Become the One
Top AFL star Tom (Chris Asimos) interviews – or auditions – a cleaner for his high-rise luxury apartment. In fact, the young cleaner, Noah (Henry Strand), is used to high profile clients – and he’s auditioning Tom. If Tom’s an arsehole, Noah’s gone. Tom’s not an arsehole – not exactly - but his sexual attraction to young Noah is palpable - if unadmitted – and we wonder a little that seen-it-all Noah doesn’t see it straight off.
Thus begins Become the One, a slow-burn love story that is absorbing, touching and credible but never sentimental. Adam Fawcett’s text is spikey and smart, opening up all the issues that stand between these lovers – between each becoming The One for the other – but without being preachy. It is very specific but the situation, the dynamic between Tom and Noah is far from unique. The play has a straightforward, surface simplicity – a seventy-minute two-hander, all set in Tom’s apartment – but sensitivity and intelligence are woven all through it and it resonates beyond these characters.
Mr Fawcett does this by his choice of characters – and then these very fine actors bring them to life under Lyall Brooks’ well-paced, edgy direction. Mr Asimos’ Tom is bluff and buff, macho, inarticulate about himself and his feelings - by choice. Football is his life. He knows it’s the one thing he’s good at – so it’s all he’s got. At one point, he shouts, ‘I am not gay!’ Mr Strand’s Noah – an example of fine stagecraft - is a complete contrast: younger, scarred by his life experiences, wary but wryly witty, quick and articulate – and zero interest in footy.

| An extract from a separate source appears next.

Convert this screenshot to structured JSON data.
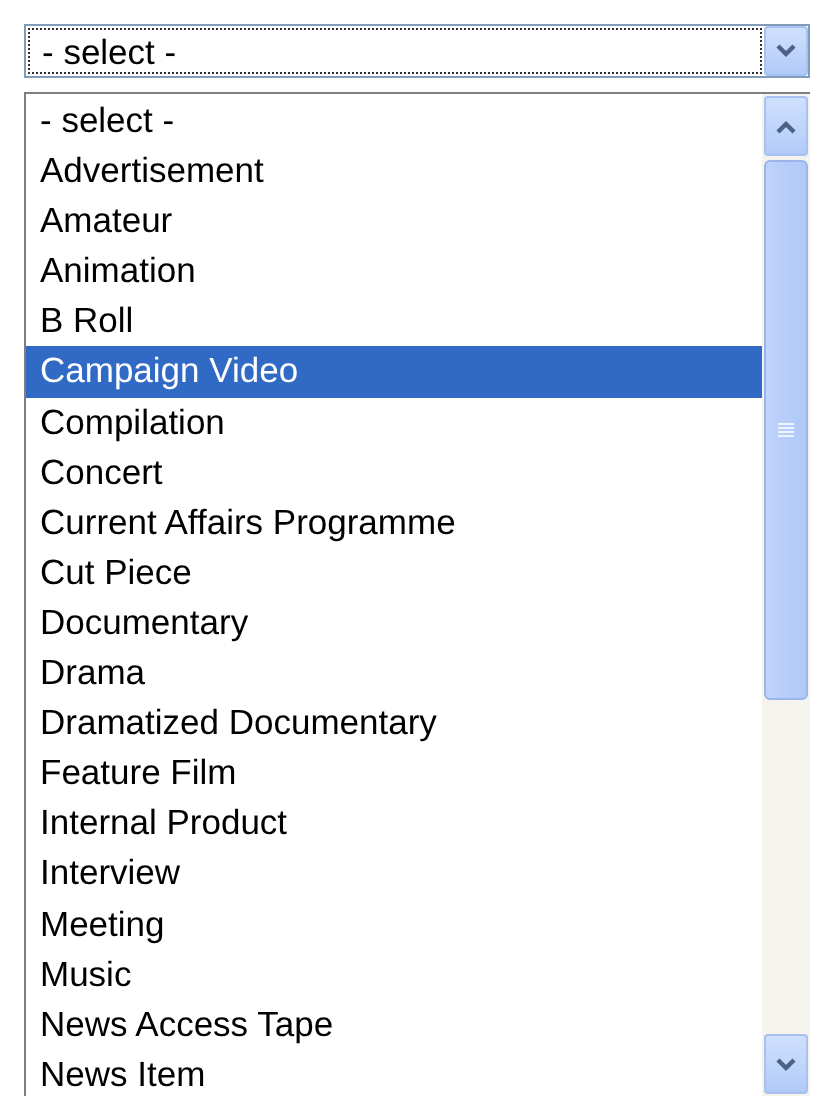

But he has no doubts about who and what he is, although he’s understandably prickly and self-protective.
Despite the fact that, in reality, several high-profile footballers have now courageously ‘come out’, Mr Fawcett in his program note thinks there are more – and Tom’s reluctance, his stonewalling, his hurtful (to Noah) secrecy and denial of their relationship are all totally credible. Two steps forward; one step back. Noah’s struggle with Tom and Tom’s struggle with himself are the subjects of the play.
Design is credited in the program to ‘The Team’, but it too is deceptively simple and suggestive. We see a section of Tom’s luxury living room, complete with knock-off Eames chair, but the ‘couch’, the steps and floor are carpeted in astro-turf suggesting the gladiatorial arena that is Tom’s outside world. Benjamin Morris’ lighting handles transitions smoothly. Rather than going to total blackout between the mostly short scenes, he dims the lights so that getting the characters on and off – plus props – almost become part of the narrative. Tom Backhaus’ music is, for me, a touch over-insistent and over-dramatic – surprisingly, given his excellent work on previous productions.
It takes some traumatic (off-stage) events to break down the barriers between this ill-matched couple. Here the nature of the two-hander creates some problems: complex and emotional events involving important characters – Tom’s father, Noah’s mother – and which force the characters to change, must be described (reported) in dialogue. Good as that dialogue is and while accepting the theatrical convention that we’ll be told rather than shown, the descriptions don’t quite do it: we can’t help thinking, ‘I wish we’d seen that.’ On the other hand, there are scenes here with no dialogue at all and their meaning and emotion are perfectly clear.
Become the One is, remarkably, Mr Fawcett’s first play. It won the 2018 Midsumma Playtime Award for new queer writing, so this is, in a sense, a revival. It’s a well-deserved revival because it is a beautifully written piece, beautifully acted and directed, and in which we invest emotion because we want very much for Tom and Noah to be – simply – together and happy. But it will take great courage and sacrifice to fight the world outside.
Photographer: Jodie Hutchinson